List 99 (officially, Information held under Section 142 of the Education Act 2002), is a secret, soon-to-be-abolished UK Government register of child sex offenders and other individuals who are not allowed to teach. Managed by the Department for Education and Skills, List 99 does not require that a teacher be convicted of sex offences to be included. For example, a teacher can be put on there if convicted of theft, fraud, drug offences, corruption, GBH, affray, murder or subversive activities. Medical reasons for placement on the list include alcoholism, drug addiction and mental illness (e.g. Schizophrenia).
Rise in numbers
- "Official figures show there are now 12,992 individuals on List 99, [...] up from 4,921 in 2007 and 8,036 last year."
The rise can probably be attributed to a change in the rules (28th February 2007), meaning that anybody aged 18+ who has been convicted or cautioned for a child sex offence must be added, regardless of whether they have ever worked with children.
Controversy and demise
Ruth Kelly, the former Education Secretary almost lost her job after her department had to admit that "88 convicted sex offenders had been left off List 99 and cleared to work in schools."
According to the Telegraph:
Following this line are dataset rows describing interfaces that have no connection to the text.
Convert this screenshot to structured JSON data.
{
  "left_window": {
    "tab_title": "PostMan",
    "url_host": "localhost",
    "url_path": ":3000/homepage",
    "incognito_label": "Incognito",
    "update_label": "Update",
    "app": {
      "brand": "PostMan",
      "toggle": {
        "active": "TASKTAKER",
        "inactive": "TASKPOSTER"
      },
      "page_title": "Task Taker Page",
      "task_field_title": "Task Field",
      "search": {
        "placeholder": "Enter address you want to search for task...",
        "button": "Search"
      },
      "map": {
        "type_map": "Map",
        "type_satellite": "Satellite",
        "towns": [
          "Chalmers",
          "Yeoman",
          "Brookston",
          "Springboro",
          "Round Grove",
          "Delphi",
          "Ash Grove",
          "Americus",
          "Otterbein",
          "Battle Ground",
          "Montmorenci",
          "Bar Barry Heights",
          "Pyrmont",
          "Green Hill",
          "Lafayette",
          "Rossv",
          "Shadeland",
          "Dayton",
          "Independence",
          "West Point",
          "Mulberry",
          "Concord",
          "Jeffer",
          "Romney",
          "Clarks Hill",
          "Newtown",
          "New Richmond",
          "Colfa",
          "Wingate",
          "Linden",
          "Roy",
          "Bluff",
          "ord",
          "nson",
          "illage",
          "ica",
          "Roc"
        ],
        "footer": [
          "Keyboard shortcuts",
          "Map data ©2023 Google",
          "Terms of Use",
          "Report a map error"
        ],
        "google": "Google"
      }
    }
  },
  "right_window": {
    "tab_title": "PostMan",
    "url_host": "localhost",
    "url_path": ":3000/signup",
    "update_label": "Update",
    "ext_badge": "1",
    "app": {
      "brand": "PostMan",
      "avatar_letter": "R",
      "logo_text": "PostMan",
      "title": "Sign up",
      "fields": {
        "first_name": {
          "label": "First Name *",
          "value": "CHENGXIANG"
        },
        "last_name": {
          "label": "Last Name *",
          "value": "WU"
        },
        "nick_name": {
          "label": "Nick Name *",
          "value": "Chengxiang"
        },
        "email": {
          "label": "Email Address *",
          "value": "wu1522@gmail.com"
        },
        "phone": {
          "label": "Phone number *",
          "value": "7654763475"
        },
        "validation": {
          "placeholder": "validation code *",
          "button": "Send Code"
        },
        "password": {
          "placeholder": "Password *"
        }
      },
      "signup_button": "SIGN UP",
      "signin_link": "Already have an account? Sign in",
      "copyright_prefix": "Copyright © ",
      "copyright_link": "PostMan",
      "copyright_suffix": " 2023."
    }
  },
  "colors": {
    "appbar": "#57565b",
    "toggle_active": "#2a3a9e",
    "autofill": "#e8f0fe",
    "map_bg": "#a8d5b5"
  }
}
- "List 99 is now being scrapped and responsibility for vetting and barring those who wish to work or volunteer with children is being taken on by a new body, the Independent Safeguarding Authority."